A meeting of eurozone finance ministers ended with no new measures last Friday (16 September), amid pressing calls to quickly finalise the second aid package to Greece and ratify reforms of the eurozone’s €440 billion bailout fund. “Everyone is disoriented,” summed up a dismayed Jean-Claude Juncker, Eurogroup chairman.
Ministers and central bank governors from the 17 countries using the euro and the broader 27-nation European Union met on Friday and Saturday in the Polish city of Wroclaw to discuss Europe’s slowing economic growth and progress in beefing up eurozone defences against the sovereign debt crisis.
In an unprecedented visit to the informal talks of top EU financial officials, US Treasury Secretary Timothy Geithner made an appearance in Wroclaw on Friday to urge Germany to provide more fiscal stimulus to the slackening euro zone.
He also called on Europeans to strengthen the eurozone’s bailout fund, the €440 billion European Financial Stability Facility (EFSF).
EFSF reform to be ratified by mid-October
Eurozone officials rejected Geithner’s calls, saying their top priority was to implement the 21 July agreement by euro zone heads of states to enhance the EFSF’s capacity, giving it new powers to intervene on bond markets, give precautionary credit to governments and recapitalise banks.
“Fiscal consolidation remains a top priority for the euro area,” said Luxembourg’s Jean-Claude Juncker, chairman of euro zone finance ministers.
But the changes still have to be ratified by euro zone countries, with only four national parliaments having approved the changes – Spain, France, Belgium and Luxembourg. A crucial vote in the German Bundestag is expected on 29 September.
The new powers should be in place by mid-October, said the head of the EFSF, Klaus Regling.
Greece aid on hold
Another aspect of the 21 July agreement, which still needs implementing, is the second aid package to Athens.
Eurozone leaders promised Greece on July 21 a new emergency loan package worth €109 billion. But the payout of the money depends on finding a solution for Finland’s demands to get collateral from Greece for more loan guarantees from Helsinki.
“A technical solution is within reach,” French Finance Minister François Baroin told reporters. Eurozone sources said however, that a deal is likely only in early October because of its complexity.
‘Everyone is disoriented’
The European Commission had made a resolution of Finland’s request for collateral guarantees its top priority for the meeting. But it had to admit more time would be needed to resolve the issue.
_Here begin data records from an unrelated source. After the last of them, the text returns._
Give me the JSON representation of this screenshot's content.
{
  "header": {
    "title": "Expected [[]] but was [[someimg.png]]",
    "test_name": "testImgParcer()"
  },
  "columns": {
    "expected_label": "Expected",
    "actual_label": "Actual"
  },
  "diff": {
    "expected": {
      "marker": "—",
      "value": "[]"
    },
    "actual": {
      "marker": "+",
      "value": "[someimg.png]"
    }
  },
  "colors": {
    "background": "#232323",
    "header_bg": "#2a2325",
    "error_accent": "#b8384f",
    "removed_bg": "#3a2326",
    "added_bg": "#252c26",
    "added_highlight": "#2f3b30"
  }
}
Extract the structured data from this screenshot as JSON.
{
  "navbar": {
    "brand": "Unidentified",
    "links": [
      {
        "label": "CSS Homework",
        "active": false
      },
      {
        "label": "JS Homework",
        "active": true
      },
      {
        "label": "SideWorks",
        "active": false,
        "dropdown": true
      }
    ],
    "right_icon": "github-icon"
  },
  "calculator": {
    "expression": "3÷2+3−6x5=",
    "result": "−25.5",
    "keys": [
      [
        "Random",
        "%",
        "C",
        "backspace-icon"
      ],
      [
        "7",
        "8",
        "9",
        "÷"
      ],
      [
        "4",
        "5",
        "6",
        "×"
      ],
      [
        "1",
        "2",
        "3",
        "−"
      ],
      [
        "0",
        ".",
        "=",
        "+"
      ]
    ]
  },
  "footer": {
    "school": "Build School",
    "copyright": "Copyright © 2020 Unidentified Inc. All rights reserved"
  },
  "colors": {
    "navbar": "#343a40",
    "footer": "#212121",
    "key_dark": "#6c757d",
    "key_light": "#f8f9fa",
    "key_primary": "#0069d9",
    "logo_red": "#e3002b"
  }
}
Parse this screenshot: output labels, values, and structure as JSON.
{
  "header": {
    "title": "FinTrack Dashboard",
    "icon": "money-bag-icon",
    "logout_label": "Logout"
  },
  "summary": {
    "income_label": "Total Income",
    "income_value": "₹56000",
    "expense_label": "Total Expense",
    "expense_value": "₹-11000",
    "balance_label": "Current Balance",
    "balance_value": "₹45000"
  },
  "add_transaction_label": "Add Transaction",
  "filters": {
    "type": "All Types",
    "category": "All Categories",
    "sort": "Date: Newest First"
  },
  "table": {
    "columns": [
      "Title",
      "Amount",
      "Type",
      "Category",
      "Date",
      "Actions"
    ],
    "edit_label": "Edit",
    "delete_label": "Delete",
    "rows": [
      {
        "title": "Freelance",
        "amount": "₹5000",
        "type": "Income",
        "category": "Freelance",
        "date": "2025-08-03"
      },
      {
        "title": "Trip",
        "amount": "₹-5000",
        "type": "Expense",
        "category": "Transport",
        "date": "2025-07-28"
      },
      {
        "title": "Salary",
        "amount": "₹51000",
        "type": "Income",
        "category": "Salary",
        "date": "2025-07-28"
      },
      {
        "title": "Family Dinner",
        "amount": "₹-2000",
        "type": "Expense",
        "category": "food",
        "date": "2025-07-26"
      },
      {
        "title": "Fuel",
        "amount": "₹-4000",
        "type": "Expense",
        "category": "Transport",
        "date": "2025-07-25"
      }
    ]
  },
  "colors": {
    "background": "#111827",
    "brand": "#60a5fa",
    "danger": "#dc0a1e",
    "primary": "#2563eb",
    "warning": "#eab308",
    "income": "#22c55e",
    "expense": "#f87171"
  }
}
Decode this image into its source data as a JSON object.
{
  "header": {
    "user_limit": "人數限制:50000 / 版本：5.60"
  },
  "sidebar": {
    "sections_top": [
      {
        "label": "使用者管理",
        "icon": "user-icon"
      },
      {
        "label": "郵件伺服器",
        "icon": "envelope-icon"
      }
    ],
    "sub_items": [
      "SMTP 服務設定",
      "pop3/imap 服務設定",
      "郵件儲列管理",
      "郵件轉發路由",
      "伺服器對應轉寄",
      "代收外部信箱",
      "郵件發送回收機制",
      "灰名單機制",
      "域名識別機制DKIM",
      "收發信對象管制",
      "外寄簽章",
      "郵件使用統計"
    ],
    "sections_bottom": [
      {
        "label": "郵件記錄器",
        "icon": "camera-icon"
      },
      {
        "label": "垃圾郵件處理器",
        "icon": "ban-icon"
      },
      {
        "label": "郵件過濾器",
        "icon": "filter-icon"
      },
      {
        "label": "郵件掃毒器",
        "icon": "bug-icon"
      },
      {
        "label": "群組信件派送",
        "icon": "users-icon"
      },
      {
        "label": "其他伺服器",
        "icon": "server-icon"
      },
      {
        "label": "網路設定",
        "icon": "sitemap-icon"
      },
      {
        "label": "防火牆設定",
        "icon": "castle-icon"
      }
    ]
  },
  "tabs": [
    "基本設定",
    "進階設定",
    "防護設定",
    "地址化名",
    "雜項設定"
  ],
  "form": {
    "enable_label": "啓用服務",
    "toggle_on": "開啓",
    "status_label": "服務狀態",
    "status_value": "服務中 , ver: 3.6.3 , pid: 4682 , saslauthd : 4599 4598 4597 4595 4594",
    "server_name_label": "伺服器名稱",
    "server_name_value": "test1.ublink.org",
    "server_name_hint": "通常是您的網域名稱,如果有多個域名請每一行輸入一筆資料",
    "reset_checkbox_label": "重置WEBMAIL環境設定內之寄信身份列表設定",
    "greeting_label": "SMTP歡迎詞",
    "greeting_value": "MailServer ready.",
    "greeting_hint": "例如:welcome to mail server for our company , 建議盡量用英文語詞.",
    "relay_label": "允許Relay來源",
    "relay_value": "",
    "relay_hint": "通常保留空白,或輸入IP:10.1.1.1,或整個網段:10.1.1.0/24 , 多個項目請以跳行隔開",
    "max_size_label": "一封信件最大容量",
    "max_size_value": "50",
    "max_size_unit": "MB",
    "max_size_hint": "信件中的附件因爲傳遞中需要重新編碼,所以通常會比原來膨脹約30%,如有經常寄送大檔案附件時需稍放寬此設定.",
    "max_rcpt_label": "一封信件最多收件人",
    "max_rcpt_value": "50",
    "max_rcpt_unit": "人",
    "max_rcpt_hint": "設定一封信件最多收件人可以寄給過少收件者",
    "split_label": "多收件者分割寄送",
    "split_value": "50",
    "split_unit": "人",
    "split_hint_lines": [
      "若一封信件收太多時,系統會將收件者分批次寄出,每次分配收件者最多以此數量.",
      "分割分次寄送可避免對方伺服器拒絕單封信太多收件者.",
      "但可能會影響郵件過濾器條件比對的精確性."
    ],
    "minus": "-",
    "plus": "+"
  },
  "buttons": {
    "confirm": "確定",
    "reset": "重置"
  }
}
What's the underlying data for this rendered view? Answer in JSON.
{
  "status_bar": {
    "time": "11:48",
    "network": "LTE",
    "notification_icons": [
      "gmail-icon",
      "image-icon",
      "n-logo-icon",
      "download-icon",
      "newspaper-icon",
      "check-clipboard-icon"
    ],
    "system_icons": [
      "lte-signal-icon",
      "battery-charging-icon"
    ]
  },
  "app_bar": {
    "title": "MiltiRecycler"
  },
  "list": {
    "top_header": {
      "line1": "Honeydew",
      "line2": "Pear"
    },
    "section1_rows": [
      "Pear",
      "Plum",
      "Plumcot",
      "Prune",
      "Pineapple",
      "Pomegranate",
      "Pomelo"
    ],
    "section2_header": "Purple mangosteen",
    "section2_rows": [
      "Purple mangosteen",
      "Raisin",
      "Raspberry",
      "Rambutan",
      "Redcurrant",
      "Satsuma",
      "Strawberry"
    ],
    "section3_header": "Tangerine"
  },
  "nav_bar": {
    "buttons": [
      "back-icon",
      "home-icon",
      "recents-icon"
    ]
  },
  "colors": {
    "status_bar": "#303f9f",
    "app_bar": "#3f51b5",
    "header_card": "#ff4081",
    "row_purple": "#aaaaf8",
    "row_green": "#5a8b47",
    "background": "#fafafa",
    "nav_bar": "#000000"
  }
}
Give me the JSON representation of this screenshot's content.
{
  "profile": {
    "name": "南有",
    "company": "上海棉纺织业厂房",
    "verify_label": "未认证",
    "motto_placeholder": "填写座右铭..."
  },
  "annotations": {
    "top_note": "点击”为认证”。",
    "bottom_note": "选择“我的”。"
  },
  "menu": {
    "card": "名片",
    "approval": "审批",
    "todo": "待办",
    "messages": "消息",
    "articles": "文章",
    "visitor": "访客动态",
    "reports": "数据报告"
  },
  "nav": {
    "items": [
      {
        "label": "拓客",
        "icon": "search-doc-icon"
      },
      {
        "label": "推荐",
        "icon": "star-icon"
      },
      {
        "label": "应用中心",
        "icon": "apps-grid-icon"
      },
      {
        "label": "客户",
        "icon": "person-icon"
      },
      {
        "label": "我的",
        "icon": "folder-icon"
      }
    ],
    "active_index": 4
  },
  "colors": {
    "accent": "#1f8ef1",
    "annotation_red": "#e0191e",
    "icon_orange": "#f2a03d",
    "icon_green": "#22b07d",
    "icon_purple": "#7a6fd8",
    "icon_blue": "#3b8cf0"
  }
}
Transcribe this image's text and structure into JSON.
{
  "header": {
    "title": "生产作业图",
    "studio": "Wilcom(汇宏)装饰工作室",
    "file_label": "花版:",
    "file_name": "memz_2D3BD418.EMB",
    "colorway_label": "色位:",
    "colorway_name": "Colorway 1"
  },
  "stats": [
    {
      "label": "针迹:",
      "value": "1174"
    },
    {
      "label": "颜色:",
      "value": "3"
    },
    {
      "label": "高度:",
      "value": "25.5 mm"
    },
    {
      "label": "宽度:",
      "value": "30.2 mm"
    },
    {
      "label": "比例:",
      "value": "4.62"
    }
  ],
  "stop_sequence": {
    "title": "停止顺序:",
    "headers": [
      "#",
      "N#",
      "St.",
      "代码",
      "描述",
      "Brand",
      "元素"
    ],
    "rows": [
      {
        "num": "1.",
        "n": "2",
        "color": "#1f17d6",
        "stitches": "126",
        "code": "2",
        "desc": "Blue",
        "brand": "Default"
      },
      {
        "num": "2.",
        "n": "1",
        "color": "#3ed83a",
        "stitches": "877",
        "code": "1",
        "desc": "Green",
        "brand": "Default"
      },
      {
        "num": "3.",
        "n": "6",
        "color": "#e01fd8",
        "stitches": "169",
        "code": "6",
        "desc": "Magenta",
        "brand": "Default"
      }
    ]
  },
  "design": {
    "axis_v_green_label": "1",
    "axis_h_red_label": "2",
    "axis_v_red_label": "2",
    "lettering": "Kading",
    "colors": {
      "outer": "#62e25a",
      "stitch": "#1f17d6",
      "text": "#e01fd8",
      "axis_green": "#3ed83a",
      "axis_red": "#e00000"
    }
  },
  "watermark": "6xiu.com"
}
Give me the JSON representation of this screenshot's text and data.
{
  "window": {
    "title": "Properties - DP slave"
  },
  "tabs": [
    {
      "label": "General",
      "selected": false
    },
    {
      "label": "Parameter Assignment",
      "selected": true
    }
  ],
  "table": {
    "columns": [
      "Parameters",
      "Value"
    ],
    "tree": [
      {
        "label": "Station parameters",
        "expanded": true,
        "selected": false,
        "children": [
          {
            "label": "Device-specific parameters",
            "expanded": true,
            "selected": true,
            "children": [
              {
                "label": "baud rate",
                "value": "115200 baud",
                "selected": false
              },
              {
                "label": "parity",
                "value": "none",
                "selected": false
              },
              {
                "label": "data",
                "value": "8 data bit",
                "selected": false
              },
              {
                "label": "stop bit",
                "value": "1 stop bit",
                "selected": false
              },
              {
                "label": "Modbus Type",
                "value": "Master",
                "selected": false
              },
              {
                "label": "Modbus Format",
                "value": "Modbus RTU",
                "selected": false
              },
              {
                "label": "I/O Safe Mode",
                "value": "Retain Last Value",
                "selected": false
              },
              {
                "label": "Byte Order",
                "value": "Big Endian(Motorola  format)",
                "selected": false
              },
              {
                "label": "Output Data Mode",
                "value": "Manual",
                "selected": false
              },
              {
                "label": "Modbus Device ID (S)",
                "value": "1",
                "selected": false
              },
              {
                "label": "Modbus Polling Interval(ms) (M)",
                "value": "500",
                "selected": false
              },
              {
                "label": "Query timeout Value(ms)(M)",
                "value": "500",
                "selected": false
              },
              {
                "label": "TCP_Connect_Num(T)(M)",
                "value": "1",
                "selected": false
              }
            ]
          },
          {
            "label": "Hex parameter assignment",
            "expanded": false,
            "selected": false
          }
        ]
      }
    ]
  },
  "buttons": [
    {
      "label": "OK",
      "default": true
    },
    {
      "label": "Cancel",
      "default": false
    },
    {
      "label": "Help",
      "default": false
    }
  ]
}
Eurogroup Chief Jean-Claude Juncker appeared somewhat confused after the meeting. “In the euro area, everyone is disoriented,” said Juncker at the press conference, cracking a joke for the audience after he had mistaken two upcoming deadlines in the Greek debt crisis.
“I hope you don’t mean the Commission would be disoriented, that would be impossible by definition,” Rehn said as he attempted to entertain the audience of journalists attending the press conference.
“The Commission is not disoriented but the Commission is sometimes disorienting,” Juncker continued amid laughter, suggesting the Commission might have lacked coherence in its response to the debt crisis.
Rehn retorted saying he was “trying to navigate in the sea of 17 euro area member states,” in an apparent reference to the cacophony of diverging national voices that have fuelled market uncertainty and worsened the eurozone debt crisis.